Or Vance prevailed not because of his newspaper triple crown, but because of the electorate's view that he's Morgenthau's "boy" and annointed successor.

Any way you slice the cake, it's yet another disturbing trend for newspapers. Not only is readership down, its ability to persuade its readers has diminished as well.

It's an interesting phenomenon. Four years ago, the Times endorsement didn't matter for long term incumbents- they won despite losing the endorsement. See Morgenthau and Todd in Connecticut.

Flash forward to 2009 and the Times has a mixed track record of picking winning candidates who were incumbents and even weaker record of picking candidates open races.


  1. I think the NYT has lost credibility with the public. If it had had any sense of the pulse of the city, it would have recognised long before the citizenry rejected several third term candidates for city council that the public was outraged about the extension of term limits. Instead, the NYT was shocked by the results when several council members were defeated. No clue. If the NYT had sensed the community's outrage about the dishonesty in how the mayor and his city council went about extending term limits, the paper would have rejected every single third term candidate in its editorial pages -- including Mayor Bloomberg. And so should have all other newspapers. But the newspapers have lost touch with their readers, just like the third term city officials. And in the end, no endorsement is going to matter to the jilted and angry voter. No third term !!!

  2. You said some interesting things.

    The problem with newspaper endorsements is like the problem with a rotary dial phone. Everyone has moved to other ways of getting information quickly, whether it's a blog or the Internet or other methods of getting "stuff" they need to know.

    And people are loathe to wait for the next day to read about what's going on in their world as long as they can get Twitter and other "real time" information.

    So, for a newspaper to believe that people will patiently read it day after day to look for an endorsement is rather arrogant because people hardly read the paper every day any more. Some people do, but most people get their news in "snapshots" or through free paper sources. Less eyeballs means less influence.

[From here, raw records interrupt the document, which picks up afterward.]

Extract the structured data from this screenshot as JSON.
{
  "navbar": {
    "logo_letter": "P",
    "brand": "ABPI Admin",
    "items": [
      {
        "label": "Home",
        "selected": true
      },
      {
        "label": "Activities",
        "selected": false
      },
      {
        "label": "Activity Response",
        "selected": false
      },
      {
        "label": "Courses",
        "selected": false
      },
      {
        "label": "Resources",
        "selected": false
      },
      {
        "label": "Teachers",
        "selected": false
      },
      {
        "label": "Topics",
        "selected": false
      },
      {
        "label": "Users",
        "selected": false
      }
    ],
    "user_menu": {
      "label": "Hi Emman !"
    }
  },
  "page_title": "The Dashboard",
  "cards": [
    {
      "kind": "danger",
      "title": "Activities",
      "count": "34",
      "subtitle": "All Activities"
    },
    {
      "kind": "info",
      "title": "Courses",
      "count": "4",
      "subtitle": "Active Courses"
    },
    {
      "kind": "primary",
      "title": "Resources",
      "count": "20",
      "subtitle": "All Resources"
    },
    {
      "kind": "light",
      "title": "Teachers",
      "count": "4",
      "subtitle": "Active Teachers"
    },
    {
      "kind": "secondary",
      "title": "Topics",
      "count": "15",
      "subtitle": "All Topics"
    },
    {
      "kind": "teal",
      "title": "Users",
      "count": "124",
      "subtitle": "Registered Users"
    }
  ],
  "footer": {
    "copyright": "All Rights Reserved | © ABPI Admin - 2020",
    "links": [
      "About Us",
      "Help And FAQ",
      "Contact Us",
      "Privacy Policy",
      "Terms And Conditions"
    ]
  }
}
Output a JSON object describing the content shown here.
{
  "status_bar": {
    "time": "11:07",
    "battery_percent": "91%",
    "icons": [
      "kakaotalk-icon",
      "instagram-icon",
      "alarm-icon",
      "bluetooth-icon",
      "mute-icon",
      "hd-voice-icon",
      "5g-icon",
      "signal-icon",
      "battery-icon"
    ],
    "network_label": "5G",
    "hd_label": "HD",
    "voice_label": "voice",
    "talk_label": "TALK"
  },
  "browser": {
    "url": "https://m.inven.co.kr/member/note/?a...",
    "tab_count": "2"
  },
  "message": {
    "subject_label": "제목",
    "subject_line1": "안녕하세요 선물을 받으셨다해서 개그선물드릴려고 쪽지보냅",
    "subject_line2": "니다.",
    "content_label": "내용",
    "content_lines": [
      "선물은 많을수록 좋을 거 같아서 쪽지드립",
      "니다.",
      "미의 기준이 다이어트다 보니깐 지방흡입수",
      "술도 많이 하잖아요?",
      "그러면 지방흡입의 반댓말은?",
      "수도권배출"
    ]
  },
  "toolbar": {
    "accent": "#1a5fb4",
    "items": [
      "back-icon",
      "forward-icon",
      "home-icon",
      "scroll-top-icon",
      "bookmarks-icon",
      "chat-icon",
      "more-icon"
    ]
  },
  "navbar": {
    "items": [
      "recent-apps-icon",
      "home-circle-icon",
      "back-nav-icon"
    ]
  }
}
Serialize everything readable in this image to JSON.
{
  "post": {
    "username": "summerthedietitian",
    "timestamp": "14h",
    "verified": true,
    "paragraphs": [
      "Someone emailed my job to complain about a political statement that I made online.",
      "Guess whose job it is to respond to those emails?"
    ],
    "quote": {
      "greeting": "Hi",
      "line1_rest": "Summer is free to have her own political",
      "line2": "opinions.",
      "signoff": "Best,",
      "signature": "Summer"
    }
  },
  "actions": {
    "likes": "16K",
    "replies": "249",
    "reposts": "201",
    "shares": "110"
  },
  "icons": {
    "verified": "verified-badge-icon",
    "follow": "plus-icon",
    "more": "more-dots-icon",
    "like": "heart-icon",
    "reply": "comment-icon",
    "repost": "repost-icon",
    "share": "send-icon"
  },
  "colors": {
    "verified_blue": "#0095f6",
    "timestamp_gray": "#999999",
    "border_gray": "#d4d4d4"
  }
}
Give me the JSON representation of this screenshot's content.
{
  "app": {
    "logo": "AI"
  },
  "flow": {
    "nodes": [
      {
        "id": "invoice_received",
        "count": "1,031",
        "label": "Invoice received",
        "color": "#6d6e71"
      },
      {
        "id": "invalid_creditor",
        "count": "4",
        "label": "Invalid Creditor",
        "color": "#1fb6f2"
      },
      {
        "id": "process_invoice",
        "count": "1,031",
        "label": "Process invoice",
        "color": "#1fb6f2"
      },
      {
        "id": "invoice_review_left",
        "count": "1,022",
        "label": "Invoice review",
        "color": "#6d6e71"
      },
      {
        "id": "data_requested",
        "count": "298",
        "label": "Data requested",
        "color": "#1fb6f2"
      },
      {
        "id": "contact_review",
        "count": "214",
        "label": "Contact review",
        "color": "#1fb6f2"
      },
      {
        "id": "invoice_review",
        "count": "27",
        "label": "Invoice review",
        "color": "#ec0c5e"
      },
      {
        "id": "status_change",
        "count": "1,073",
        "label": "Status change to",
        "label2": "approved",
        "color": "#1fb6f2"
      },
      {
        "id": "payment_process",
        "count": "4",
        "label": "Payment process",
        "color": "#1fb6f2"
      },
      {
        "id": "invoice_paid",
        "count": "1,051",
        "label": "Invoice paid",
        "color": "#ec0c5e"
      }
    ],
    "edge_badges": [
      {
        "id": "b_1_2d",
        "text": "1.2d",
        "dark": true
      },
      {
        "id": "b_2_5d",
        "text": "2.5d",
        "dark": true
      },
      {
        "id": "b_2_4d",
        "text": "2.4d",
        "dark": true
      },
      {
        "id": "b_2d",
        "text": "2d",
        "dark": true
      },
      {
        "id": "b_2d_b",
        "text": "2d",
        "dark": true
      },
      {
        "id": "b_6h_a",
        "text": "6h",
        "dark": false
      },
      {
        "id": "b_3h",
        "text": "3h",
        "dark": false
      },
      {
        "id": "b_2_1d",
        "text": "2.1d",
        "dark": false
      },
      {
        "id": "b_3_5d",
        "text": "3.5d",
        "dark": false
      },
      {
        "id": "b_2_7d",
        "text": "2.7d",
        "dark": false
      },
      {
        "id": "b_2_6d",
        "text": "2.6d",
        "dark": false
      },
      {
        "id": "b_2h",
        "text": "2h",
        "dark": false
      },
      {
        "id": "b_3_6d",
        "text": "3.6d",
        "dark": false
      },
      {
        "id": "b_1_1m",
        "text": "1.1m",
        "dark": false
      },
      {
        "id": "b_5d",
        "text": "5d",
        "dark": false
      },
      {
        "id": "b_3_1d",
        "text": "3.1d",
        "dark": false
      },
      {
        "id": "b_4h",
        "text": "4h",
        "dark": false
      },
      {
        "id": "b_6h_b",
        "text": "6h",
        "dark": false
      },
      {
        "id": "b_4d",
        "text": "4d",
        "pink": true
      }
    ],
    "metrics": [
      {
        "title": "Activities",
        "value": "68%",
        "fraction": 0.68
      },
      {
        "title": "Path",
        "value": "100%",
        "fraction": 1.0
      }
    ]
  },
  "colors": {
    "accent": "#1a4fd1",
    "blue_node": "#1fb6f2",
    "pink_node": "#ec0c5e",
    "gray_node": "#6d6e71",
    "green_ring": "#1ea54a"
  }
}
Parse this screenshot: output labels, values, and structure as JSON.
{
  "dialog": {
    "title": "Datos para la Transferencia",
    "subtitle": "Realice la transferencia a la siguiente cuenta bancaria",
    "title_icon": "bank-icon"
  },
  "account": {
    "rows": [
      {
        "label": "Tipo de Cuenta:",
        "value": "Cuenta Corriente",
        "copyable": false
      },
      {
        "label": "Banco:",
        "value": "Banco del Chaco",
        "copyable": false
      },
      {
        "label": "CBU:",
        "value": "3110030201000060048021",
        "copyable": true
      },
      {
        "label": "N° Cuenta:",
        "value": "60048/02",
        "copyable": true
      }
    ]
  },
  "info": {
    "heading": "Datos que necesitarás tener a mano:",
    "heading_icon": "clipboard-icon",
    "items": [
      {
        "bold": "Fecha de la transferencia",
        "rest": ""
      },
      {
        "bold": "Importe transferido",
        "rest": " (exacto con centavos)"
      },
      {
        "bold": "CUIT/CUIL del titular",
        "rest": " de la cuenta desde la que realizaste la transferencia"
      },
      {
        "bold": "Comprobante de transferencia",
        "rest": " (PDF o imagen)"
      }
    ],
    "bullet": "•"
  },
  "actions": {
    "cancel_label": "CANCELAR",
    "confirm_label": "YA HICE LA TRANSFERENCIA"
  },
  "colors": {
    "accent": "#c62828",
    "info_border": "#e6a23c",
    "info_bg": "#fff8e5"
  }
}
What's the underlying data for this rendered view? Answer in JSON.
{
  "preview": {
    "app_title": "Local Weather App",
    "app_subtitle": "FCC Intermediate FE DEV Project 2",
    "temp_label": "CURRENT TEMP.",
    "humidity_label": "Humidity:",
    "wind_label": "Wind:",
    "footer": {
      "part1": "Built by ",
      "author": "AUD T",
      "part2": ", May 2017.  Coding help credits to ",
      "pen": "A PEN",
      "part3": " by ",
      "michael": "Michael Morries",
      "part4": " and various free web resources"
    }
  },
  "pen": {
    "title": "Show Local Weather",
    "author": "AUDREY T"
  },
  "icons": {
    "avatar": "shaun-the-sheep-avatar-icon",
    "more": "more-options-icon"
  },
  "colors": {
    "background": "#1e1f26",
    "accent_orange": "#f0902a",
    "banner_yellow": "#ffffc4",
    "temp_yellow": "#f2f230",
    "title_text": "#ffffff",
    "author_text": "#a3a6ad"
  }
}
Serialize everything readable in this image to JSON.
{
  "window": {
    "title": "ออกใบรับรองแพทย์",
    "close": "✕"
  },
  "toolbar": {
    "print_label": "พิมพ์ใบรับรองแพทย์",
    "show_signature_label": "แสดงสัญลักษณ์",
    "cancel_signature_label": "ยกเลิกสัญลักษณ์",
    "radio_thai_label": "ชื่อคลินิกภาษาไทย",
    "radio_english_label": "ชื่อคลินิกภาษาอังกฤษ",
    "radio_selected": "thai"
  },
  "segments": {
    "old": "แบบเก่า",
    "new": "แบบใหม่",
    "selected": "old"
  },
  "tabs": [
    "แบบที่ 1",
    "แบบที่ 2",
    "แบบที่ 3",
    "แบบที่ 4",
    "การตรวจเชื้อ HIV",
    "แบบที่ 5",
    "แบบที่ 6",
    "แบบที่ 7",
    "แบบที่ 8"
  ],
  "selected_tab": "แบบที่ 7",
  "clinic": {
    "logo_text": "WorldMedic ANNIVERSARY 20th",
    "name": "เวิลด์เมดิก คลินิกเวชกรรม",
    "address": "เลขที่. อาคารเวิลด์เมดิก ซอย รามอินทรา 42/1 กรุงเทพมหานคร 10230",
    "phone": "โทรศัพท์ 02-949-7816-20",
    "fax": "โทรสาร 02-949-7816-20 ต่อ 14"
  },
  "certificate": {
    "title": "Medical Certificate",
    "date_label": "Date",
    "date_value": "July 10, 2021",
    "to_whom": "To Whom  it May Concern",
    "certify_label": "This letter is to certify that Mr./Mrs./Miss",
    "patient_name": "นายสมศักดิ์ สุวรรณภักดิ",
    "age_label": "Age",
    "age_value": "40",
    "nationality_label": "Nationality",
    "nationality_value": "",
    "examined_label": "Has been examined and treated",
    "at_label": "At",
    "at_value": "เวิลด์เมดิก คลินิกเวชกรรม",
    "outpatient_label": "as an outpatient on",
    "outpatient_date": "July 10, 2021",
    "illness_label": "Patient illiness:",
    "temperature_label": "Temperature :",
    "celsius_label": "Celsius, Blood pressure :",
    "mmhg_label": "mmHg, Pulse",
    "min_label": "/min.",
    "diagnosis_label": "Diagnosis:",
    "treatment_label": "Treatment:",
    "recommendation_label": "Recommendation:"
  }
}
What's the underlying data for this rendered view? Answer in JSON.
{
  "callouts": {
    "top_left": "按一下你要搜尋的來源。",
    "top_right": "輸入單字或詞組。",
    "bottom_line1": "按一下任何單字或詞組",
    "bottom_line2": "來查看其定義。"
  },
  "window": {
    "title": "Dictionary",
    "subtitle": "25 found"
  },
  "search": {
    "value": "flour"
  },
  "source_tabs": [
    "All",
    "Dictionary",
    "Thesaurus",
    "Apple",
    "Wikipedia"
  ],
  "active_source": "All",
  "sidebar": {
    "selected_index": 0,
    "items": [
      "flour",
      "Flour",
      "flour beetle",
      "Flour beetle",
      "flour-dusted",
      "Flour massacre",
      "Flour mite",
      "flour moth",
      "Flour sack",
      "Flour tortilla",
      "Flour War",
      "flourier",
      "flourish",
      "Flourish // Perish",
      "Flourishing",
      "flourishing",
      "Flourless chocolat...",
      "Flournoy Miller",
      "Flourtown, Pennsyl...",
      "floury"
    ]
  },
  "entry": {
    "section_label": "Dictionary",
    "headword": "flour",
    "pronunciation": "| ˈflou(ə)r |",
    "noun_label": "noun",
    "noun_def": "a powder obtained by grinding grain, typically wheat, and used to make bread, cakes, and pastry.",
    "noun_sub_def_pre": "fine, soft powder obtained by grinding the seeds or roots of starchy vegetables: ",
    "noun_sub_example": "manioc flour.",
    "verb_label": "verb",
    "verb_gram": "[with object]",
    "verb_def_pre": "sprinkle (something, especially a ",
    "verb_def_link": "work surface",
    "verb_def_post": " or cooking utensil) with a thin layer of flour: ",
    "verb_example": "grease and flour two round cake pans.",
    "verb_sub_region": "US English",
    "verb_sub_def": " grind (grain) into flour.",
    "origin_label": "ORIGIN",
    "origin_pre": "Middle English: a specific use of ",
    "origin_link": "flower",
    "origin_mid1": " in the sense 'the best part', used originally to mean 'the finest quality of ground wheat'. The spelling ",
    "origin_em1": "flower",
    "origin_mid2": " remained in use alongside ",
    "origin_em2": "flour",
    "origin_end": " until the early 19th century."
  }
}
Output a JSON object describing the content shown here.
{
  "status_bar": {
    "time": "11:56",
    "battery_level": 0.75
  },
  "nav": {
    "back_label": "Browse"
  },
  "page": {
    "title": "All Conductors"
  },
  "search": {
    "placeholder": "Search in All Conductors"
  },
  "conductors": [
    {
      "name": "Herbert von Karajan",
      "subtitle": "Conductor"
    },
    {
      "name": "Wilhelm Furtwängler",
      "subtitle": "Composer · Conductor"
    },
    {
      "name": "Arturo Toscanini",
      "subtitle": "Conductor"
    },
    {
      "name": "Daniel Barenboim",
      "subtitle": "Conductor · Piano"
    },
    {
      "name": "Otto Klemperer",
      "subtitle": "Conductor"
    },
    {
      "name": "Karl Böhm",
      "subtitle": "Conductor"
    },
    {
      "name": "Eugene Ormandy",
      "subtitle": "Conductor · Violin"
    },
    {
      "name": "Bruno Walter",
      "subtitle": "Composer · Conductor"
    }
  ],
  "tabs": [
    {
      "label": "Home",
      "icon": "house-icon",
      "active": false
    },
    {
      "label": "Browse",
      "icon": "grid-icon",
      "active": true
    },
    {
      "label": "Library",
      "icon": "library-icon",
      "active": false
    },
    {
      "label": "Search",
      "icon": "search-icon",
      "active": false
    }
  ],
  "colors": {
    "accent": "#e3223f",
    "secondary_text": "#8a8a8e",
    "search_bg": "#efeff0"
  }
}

    Hence the problem is generic- if less and less people read the papers, their endorsements become less and less valuable, to the point where people will make up their minds about candidates regardless of what's in the news.